Why: Leonard’s 1996 novel is now more famous for its (very good) 1998 film adaptation by the young and hungry Steven Soderbergh, eager to prove he could work within the studio system, but the original novel is just as good. (It’s not an insult to either book or film to say that people’s preferences may rely on which they encountered first.) Long-time bank robber Jack Foley manages an escape from prison, but he simply lands back in the soup, confronted by the beautiful, endlessly confident federal marshal Karen Sisco. His man tosses her into the trunk of the getaway car, Foley climbs in after her, and the rest is enjoyably twisty from there on out. Leonard frequently returns to ideas of what makes crime wrong, of what makes people devote their lives to the seemingly thankless pursuit of criminals, and of what separates legal from illegal. Out Of Sight dabbles in all of these themes, but it contains many of Leonard’s best characters as well, including the central twosome, who engage in a dance that seems just as likely to end with them destroying each other as it does with them falling in love. Leonard manages to find a way out of the “cop and criminal fall for each other” clichés without betraying his characters, and the dialogue is among his best.
Next steps: Leonard’s favorite of his novels is Tishomingo Blues, an often hilarious 2002 novel featuring a panoply of characters in Mississippi. It’s almost certainly the best book ever to feature the Dixie mafia, Deep South casinos, high divers, and Civil War re-enactors. Unlike Out Of Sight, the thriller elements here are exceedingly slight. The book is more of an excuse for Leonard to toss a bunch of characters together in a vaguely exotic setting and see what happens when they start talking to each other. But it’s among Leonard’s funniest books Leonard, and after the relatively simple Out Of Sight, it’ll show everything that Leonard is capable of at his very best. (Some fans swear off the novel for its sprawling plot and large cast of characters, but they’re often too wedded to his more straightforward thrillers to appreciate Leonard’s wilder tales.)

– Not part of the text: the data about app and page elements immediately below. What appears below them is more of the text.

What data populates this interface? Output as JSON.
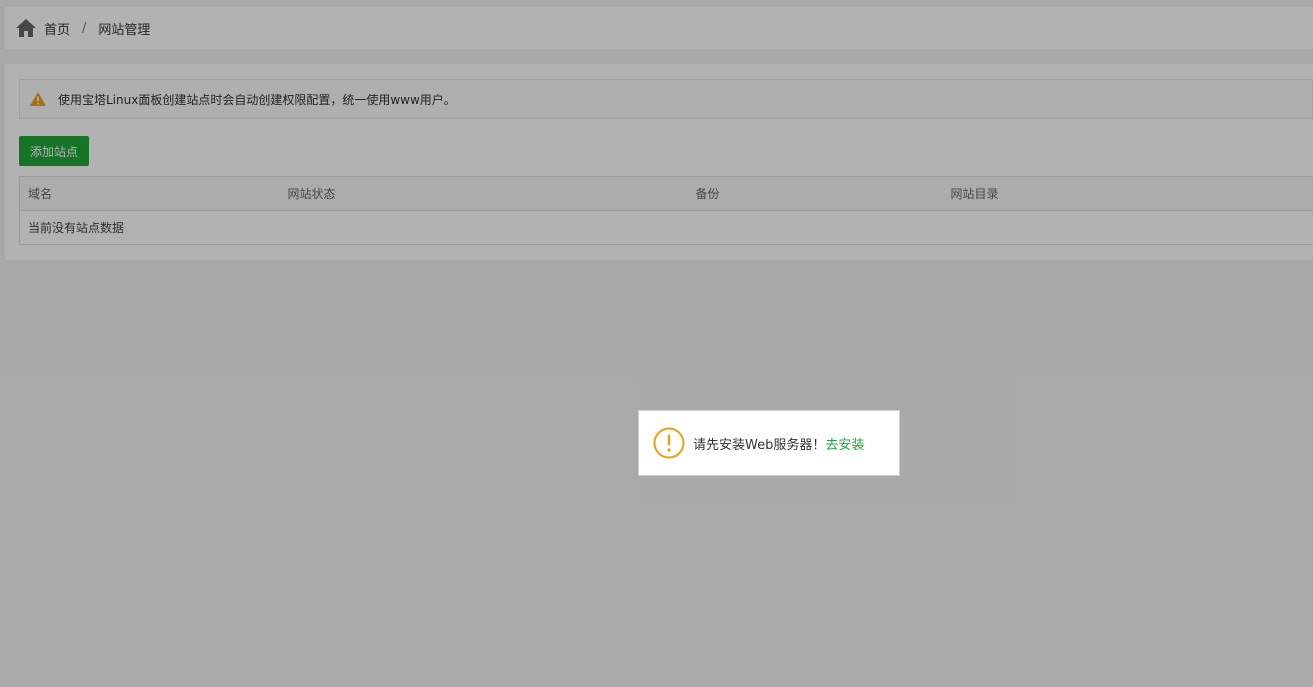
{
  "breadcrumb": {
    "home_icon": "home-icon",
    "home_label": "首页",
    "separator": "/",
    "current": "网站管理"
  },
  "alert": {
    "icon": "warning-icon",
    "text": "使用宝塔Linux面板创建站点时会自动创建权限配置，统一使用www用户。"
  },
  "toolbar": {
    "add_site_label": "添加站点"
  },
  "table": {
    "columns": [
      "域名",
      "网站状态",
      "备份",
      "网站目录"
    ],
    "empty_text": "当前没有站点数据"
  },
  "dialog": {
    "icon": "exclamation-circle-icon",
    "message": "请先安装Web服务器！",
    "link_label": "去安装"
  },
  "colors": {
    "accent": "#20a53a",
    "warning": "#e8a01e"
  }
}
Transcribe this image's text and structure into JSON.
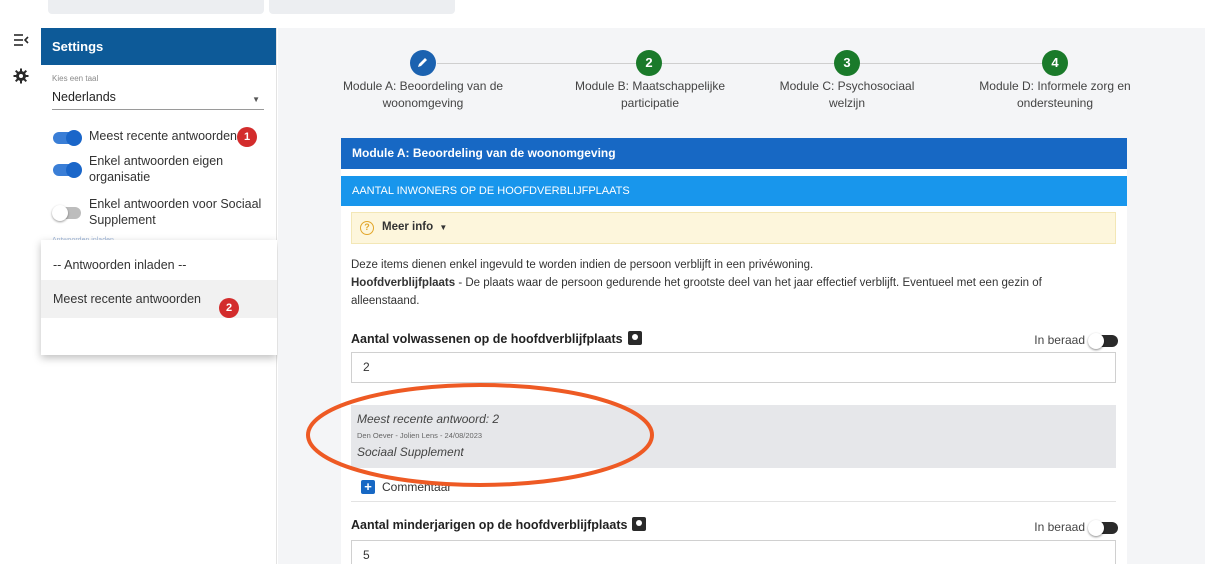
{
  "settings": {
    "title": "Settings",
    "language_label": "Kies een taal",
    "language_value": "Nederlands",
    "toggles": [
      {
        "label": "Meest recente antwoorden",
        "on": true,
        "badge": "1"
      },
      {
        "label": "Enkel antwoorden eigen organisatie",
        "on": true
      },
      {
        "label": "Enkel antwoorden voor Sociaal Supplement",
        "on": false
      }
    ],
    "hidden_label": "Antwoorden inladen",
    "dropdown": {
      "items": [
        {
          "label": "-- Antwoorden inladen --"
        },
        {
          "label": "Meest recente antwoorden",
          "badge": "2",
          "highlighted": true
        }
      ]
    }
  },
  "stepper": {
    "steps": [
      {
        "number": "",
        "icon": "pencil-icon",
        "label": "Module A: Beoordeling van de woonomgeving",
        "state": "active"
      },
      {
        "number": "2",
        "label": "Module B: Maatschappelijke participatie",
        "state": "done"
      },
      {
        "number": "3",
        "label": "Module C: Psychosociaal welzijn",
        "state": "done"
      },
      {
        "number": "4",
        "label": "Module D: Informele zorg en ondersteuning",
        "state": "done"
      }
    ]
  },
  "module": {
    "title": "Module A: Beoordeling van de woonomgeving",
    "section_title": "AANTAL INWONERS OP DE HOOFDVERBLIJFPLAATS",
    "info_toggle": "Meer info",
    "description_line1": "Deze items dienen enkel ingevuld te worden indien de persoon verblijft in een privéwoning.",
    "description_term": "Hoofdverblijfplaats",
    "description_line2": " - De plaats waar de persoon gedurende het grootste deel van het jaar effectief verblijft. Eventueel met een gezin of alleenstaand.",
    "questions": [
      {
        "label": "Aantal volwassenen op de hoofdverblijfplaats",
        "in_beraad_label": "In beraad",
        "value": "2",
        "recent": {
          "title": "Meest recente antwoord: 2",
          "meta": "Den Oever - Jolien Lens - 24/08/2023",
          "source": "Sociaal Supplement"
        },
        "comment_label": "Commentaar"
      },
      {
        "label": "Aantal minderjarigen op de hoofdverblijfplaats",
        "in_beraad_label": "In beraad",
        "value": "5"
      }
    ]
  },
  "colors": {
    "header_blue": "#0d5a98",
    "module_blue": "#1768c4",
    "section_blue": "#1896ec",
    "step_active": "#1b62b0",
    "step_done": "#1a7a2a",
    "badge_red": "#d32c2c",
    "annotation_orange": "#ee5a24"
  }
}
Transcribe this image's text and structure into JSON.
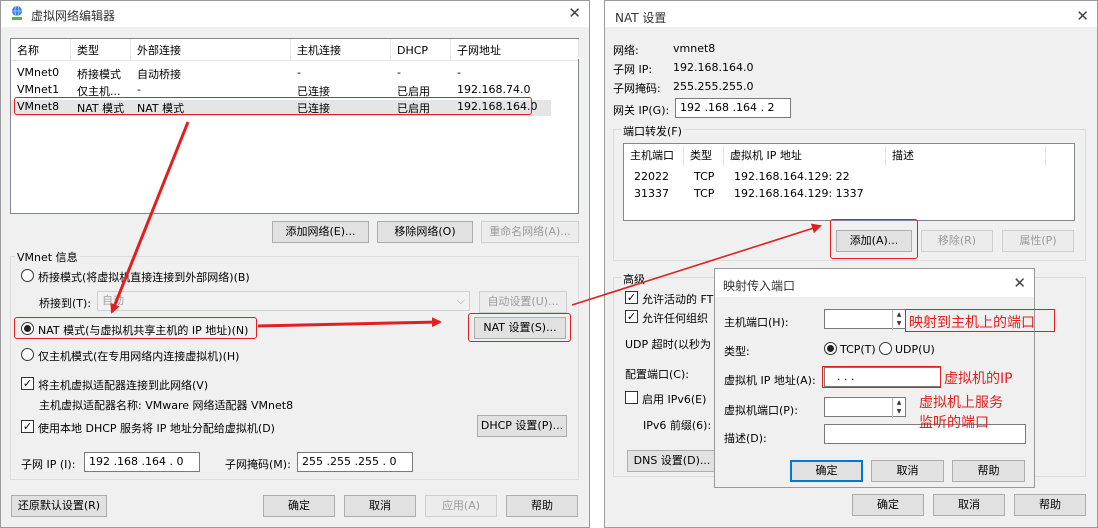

From there, another novel that resulted in a stellar movie would make a nice next stop. Rum Punch inspired Quentin Tarantino’s 1997 film Jackie Brown, but Tarantino’s adaptation of that book was much looser than most Leonard adaptations. Although he kept many of the basic plot points, he changed enough other details that people who’ve seen the film will find Rum Punch an enjoyably new experience and Leonard’s most traditionally Hitchcockian tale of suspense. As flight attendant Jackie Burke attempts to outsmart assorted criminals to keep a wad of cash she’s muling for a local lowlife, she gets wiser to the rules of the game as the novel unfolds. Like most Leonard, the book keeps a sense of humor about itself, but it’s also slightly darker than many of his other works, as the characters often get caught in deeply desperate straits.
Another good candidate for a next step is Leonard’s 1988 novel, Freaky Deaky, which finds Leonard in subtly political territory as he contrasts the realities on the ground in ’80s Detroit with the hopes and dreams his characters had during the ’60s. It’s more in line with the grittier, more traditional crime novels Leonard wrote in the ’80s, but has a well-drawn cast of characters and neatly incorporates stories of how dreams fade. It’s one of his unexpectedly poignant works, but also a pretty terrific crime thriller with explosions aplenty.
After that, the sky’s the limit. “Fire In The Hole,” which appeared in the 2002 anthology When The Women Come Out To Dance (and available online), features one of Leonard’s most intriguing good guys, Raylan Givens, the inspiration for FX’s Justified. Other possibilities for follow-ups could include 1969’s The Big Bounce, 1974’s 52 Pick-Up, or 1989’s Killshot.
Where not to start: Leonard’s most recent novels have their moments, but are often bloated and missing pleasures of his classic works. In particular, 2010’s Djibouti isn’t bad, but certainly won’t give new readers the best sense of Leonard’s accomplishments. On the flipside of that coin, 1983’s fantastic LaBrava, which won the Edgar Award, has a twisty plot and convoluted back-story that may be too dense for newcomers.